* _EXERCISE AIM_
Down to the last character, repeat the entries beneath this task.

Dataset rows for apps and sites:
<<<<

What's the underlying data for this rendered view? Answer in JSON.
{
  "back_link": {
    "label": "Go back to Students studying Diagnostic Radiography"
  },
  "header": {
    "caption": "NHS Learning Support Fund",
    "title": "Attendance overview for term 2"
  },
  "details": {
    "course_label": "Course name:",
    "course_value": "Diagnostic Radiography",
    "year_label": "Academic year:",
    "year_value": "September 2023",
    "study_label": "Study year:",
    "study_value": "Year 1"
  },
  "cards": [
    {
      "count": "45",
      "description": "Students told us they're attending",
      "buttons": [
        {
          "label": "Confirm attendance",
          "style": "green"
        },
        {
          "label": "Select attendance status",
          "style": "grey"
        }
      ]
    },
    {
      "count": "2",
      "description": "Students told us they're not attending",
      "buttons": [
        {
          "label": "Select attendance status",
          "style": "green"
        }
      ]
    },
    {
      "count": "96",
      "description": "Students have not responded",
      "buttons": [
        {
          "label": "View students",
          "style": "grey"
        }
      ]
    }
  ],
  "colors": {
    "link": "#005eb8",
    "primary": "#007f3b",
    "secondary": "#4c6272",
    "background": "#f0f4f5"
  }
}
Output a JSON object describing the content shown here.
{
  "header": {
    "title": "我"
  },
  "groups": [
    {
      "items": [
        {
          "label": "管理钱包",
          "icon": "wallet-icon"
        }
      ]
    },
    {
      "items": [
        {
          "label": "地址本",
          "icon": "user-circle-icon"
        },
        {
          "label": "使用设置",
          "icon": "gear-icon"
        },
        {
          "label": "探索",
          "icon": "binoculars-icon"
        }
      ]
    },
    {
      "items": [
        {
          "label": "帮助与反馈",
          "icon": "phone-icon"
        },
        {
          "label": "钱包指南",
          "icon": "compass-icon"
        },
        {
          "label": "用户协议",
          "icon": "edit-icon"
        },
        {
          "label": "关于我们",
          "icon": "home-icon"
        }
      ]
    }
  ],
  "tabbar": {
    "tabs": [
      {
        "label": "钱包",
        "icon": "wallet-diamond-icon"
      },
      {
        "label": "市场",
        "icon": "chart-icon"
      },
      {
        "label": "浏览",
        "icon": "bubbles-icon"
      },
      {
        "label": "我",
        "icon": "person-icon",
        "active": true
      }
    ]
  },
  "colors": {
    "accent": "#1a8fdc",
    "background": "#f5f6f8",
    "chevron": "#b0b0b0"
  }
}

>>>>

* _OUTPUT FOR THIS EXERCISE_
What's the underlying data for this rendered view? Answer in JSON.
{
  "back_link": {
    "label": "Go back to Students studying Diagnostic Radiography"
  },
  "header": {
    "caption": "NHS Learning Support Fund",
    "title": "Attendance overview for term 2"
  },
  "details": {
    "course_label": "Course name:",
    "course_value": "Diagnostic Radiography",
    "year_label": "Academic year:",
    "year_value": "September 2023",
    "study_label": "Study year:",
    "study_value": "Year 1"
  },
  "cards": [
    {
      "count": "45",
      "description": "Students told us they're attending",
      "buttons": [
        {
          "label": "Confirm attendance",
          "style": "green"
        },
        {
          "label": "Select attendance status",
          "style": "grey"
        }
      ]
    },
    {
      "count": "2",
      "description": "Students told us they're not attending",
      "buttons": [
        {
          "label": "Select attendance status",
          "style": "green"
        }
      ]
    },
    {
      "count": "96",
      "description": "Students have not responded",
      "buttons": [
        {
          "label": "View students",
          "style": "grey"
        }
      ]
    }
  ],
  "colors": {
    "link": "#005eb8",
    "primary": "#007f3b",
    "secondary": "#4c6272",
    "background": "#f0f4f5"
  }
}
Output a JSON object describing the content shown here.
{
  "header": {
    "title": "我"
  },
  "groups": [
    {
      "items": [
        {
          "label": "管理钱包",
          "icon": "wallet-icon"
        }
      ]
    },
    {
      "items": [
        {
          "label": "地址本",
          "icon": "user-circle-icon"
        },
        {
          "label": "使用设置",
          "icon": "gear-icon"
        },
        {
          "label": "探索",
          "icon": "binoculars-icon"
        }
      ]
    },
    {
      "items": [
        {
          "label": "帮助与反馈",
          "icon": "phone-icon"
        },
        {
          "label": "钱包指南",
          "icon": "compass-icon"
        },
        {
          "label": "用户协议",
          "icon": "edit-icon"
        },
        {
          "label": "关于我们",
          "icon": "home-icon"
        }
      ]
    }
  ],
  "tabbar": {
    "tabs": [
      {
        "label": "钱包",
        "icon": "wallet-diamond-icon"
      },
      {
        "label": "市场",
        "icon": "chart-icon"
      },
      {
        "label": "浏览",
        "icon": "bubbles-icon"
      },
      {
        "label": "我",
        "icon": "person-icon",
        "active": true
      }
    ]
  },
  "colors": {
    "accent": "#1a8fdc",
    "background": "#f5f6f8",
    "chevron": "#b0b0b0"
  }
}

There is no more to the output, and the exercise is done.